Please let me be myself and yes we know where he went to school. It’s up to me if I choose Iowa in the end. I am Kadyn not a Tristan clone. I am me.
— Kadyn Proctor (KP) (@KadynProctor1) June 15, 2021
Wirfs was a four-star recruit from Mount Vernon, and now starts at right tackle for the Super Bowl champion Tampa Bay Buccaneers after having been selected in the first round of 2020 NFL Draft.
Wirfs committed to Iowa before the start of his junior year, so his recruitment never really took off at his choosing.
Proctor’s recruitment, on the other hand, continues to intensify as the nation’s top schools try to land him.
“At this stage, he’s ahead of Tristan Wirfs,” Lemming said of Proctor. “He’s more athletic and super dominant.
“Tristan was real good, too. We had him real high, but not this high. And then Tristan went on to get better and better in college, too.”
Lemming has worked as a recruiting analyst since the late 1970s and he still travels across the United States in order to evaluate high school recruits in person.
Proctor might be the highest rated offensive lineman that Lemming has evaluated from Iowa.
Lemming bases his individual rankings on personal interviews, and from what he sees on tape, but pays little attention to a recruit’s list of offers.
“I don’t give anybody five stars based on offers,” Lemming said. “I give it to them by production. And that’s why I like to go see kids and talk to them. I don’t care about offers. I care about seeing impact players.”
Proctor and Nwankpa are the latest in a growing list of instate football recruits who have received national acclaim.
It seems every year now that Iowa has at least one or two elite recruits, whereas that didn’t used to be the case.
Lemming thinks the success of Iowa and Iowa State in football has helped to upgrade the instate talent.

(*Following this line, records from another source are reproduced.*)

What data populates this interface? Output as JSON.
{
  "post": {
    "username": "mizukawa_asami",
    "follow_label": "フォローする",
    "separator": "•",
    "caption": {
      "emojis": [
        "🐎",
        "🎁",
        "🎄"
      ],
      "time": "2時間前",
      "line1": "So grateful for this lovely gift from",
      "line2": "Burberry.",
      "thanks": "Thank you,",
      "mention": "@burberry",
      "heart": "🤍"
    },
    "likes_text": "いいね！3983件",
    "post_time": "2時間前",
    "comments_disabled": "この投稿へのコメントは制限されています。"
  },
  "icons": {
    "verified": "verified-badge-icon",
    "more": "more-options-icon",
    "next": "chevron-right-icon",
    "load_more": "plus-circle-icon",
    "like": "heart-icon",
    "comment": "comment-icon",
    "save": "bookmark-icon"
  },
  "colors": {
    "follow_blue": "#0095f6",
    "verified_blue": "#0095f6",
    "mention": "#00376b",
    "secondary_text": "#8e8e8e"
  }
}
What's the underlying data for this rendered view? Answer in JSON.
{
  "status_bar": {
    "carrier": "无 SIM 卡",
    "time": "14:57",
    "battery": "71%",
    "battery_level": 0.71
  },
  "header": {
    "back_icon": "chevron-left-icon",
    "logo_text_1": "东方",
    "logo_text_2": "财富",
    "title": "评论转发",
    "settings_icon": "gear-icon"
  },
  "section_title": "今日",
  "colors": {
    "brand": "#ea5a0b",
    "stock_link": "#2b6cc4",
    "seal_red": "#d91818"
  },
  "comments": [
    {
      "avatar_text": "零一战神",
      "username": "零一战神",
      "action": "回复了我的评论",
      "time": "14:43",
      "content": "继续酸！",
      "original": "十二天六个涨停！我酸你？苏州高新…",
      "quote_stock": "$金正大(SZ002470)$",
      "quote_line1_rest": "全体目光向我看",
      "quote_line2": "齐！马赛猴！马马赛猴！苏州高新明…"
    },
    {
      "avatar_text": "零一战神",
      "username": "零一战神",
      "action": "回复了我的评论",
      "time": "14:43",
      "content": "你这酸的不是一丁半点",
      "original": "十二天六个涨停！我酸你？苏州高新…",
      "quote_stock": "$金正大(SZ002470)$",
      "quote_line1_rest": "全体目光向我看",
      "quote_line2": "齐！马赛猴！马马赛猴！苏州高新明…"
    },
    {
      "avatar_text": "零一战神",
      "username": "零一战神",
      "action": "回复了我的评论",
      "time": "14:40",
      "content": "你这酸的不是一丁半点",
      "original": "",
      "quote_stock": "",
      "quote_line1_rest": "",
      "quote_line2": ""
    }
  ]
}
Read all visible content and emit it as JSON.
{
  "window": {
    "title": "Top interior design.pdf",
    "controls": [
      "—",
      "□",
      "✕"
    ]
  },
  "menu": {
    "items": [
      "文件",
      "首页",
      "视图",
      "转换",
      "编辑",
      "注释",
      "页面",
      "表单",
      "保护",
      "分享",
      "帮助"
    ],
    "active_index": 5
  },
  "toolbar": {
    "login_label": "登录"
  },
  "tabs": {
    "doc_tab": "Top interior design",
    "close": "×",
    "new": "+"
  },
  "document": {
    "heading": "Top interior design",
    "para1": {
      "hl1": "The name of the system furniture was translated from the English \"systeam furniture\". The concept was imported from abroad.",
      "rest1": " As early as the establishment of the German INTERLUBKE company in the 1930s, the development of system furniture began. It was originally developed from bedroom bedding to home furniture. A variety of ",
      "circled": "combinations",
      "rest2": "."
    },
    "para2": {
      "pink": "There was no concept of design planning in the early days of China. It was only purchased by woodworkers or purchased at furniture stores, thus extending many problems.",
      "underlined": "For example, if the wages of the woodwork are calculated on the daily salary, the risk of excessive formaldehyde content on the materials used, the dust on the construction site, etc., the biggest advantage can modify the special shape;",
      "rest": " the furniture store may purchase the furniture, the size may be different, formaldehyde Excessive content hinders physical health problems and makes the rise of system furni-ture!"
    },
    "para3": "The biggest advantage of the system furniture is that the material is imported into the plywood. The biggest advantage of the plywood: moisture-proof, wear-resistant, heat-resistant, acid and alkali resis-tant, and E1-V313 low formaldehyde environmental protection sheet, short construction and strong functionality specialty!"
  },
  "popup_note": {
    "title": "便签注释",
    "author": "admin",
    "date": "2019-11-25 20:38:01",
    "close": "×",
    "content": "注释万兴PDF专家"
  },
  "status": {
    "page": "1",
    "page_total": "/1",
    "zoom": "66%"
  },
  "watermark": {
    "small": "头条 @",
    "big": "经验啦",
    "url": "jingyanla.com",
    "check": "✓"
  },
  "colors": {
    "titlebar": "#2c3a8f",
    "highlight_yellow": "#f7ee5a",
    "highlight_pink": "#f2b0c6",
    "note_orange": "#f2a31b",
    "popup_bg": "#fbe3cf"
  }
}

“I think a lot of it has to do with both Iowa and Iowa State being really good now,” Lemming said. “So attention is put on football in college, and there’s always that trickle-down effect where kids growing up say, ‘hey, I want to be a Hawkeye. I want to be a Cyclone.
“So I think with both schools doing great on a consistent basis, kids are growing and maybe picking football over basketball or baseball, or other sports.”
Recruiting also has evolved to where more schools are recruiting at the national level, and even beyond that with help from social media.
“When I started 43 years ago there were just two national teams, Notre Dame and UCLA,” Lemming said. “Now everyone is national. Because of technology, you can recruit everywhere you want, including Canada and Europe.
“So because of technology, there’s no longer a 300-mile sort of wall that people say, hey’ we’ve got recruit within a 300-mile radius.’ Now it’s all national. Everyone is national. Iowa is national. No one offers more national people than Iowa State does. They might be like 500 offers a year.”